## Action item
Across the entries below, how many lines have the word "from" in them? Respond with only the number.

(Beginning of Input data)

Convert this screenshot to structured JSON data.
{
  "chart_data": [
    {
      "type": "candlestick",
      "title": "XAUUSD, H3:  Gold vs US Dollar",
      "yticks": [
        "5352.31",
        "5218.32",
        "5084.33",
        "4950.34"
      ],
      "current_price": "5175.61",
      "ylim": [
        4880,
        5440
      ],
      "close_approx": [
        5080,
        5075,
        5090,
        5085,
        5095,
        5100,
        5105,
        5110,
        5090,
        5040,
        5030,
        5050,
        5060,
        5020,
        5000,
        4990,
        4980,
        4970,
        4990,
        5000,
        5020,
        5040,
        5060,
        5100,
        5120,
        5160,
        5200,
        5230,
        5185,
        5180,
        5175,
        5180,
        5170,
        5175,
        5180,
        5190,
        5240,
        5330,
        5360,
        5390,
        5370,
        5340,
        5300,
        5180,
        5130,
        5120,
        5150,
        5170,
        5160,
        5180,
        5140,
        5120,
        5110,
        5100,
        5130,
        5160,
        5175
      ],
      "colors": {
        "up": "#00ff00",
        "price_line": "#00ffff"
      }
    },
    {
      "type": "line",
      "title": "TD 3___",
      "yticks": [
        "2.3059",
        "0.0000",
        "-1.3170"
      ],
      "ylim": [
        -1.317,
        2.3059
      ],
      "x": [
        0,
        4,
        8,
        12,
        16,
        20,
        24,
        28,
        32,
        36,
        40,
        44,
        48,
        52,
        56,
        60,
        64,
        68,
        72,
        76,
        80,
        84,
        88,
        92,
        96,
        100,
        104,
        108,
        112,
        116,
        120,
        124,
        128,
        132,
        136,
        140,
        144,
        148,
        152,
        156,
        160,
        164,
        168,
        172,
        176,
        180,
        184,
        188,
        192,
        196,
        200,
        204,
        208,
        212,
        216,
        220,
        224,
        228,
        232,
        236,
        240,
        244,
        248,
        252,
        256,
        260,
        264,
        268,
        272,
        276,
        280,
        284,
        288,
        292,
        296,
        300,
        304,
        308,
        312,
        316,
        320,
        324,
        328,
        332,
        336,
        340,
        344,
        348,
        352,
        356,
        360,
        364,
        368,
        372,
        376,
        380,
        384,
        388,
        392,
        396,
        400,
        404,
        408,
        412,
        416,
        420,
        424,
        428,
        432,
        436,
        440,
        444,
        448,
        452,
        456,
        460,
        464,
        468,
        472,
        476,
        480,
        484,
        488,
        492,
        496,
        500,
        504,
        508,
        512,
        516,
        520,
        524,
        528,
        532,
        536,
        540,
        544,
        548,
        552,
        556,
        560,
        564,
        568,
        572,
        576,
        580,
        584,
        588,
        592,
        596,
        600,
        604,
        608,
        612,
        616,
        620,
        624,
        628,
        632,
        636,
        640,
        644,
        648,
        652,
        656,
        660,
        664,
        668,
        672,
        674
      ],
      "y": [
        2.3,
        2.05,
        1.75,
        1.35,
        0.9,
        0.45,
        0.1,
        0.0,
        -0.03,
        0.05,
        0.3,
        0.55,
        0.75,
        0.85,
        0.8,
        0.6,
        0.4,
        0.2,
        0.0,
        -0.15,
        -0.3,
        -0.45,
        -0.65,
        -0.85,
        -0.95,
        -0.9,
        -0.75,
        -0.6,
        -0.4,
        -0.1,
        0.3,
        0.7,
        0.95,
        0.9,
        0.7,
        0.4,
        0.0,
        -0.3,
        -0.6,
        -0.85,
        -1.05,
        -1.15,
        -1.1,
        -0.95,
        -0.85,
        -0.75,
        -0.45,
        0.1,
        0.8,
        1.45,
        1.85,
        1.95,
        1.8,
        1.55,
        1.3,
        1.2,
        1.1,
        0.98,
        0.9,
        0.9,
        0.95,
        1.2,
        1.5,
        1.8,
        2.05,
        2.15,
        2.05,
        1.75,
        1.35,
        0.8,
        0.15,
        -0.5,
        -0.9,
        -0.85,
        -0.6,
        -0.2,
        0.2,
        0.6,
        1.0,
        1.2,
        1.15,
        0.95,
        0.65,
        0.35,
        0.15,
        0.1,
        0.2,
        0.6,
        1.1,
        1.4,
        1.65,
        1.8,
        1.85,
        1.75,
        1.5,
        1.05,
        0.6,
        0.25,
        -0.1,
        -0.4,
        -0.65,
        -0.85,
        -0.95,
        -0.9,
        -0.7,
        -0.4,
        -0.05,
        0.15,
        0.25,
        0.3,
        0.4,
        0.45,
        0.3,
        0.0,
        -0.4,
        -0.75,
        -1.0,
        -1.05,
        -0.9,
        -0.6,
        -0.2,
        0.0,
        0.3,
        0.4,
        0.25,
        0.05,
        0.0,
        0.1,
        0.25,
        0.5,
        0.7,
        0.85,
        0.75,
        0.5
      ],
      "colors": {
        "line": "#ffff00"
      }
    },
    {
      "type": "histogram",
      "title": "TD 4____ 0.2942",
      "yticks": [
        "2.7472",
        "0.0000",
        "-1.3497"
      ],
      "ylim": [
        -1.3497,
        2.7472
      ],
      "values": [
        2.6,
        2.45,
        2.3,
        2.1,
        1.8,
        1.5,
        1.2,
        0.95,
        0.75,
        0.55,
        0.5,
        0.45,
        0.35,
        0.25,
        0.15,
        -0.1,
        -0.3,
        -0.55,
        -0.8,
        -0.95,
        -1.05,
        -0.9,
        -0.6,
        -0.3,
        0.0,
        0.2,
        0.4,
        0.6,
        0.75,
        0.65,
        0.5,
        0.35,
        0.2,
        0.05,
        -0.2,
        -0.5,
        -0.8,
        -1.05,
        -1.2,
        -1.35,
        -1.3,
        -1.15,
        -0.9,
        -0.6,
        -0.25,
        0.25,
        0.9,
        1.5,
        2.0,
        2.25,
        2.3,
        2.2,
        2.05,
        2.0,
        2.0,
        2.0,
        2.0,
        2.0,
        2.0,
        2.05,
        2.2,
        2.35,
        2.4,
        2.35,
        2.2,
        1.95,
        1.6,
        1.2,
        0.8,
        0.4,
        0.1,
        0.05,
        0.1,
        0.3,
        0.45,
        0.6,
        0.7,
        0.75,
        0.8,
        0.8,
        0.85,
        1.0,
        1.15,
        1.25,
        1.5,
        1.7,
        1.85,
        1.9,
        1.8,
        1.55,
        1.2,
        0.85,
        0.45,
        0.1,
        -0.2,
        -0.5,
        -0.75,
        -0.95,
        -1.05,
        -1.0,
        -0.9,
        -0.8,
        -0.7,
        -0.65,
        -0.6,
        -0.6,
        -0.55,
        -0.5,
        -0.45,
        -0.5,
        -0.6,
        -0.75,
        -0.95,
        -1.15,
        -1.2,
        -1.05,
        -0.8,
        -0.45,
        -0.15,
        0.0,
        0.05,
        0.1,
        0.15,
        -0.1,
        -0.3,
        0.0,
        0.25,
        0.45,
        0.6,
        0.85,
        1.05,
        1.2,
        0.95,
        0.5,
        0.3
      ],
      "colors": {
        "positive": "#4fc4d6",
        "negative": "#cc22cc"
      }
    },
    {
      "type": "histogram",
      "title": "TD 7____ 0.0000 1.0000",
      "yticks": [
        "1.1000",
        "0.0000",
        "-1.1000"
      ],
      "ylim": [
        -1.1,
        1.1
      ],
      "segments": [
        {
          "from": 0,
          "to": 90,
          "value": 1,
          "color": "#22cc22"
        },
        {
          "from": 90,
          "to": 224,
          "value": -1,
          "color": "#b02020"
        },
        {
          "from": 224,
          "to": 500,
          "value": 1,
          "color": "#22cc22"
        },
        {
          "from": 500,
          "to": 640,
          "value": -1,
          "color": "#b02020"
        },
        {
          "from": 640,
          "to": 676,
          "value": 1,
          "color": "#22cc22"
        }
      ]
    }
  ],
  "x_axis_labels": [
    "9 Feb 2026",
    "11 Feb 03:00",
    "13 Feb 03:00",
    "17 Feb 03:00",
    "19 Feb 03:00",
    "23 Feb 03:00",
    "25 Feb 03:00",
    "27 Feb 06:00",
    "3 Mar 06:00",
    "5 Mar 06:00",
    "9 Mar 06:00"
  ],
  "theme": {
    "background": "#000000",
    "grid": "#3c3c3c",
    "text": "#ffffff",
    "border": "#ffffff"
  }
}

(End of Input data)

## Answer for the task
5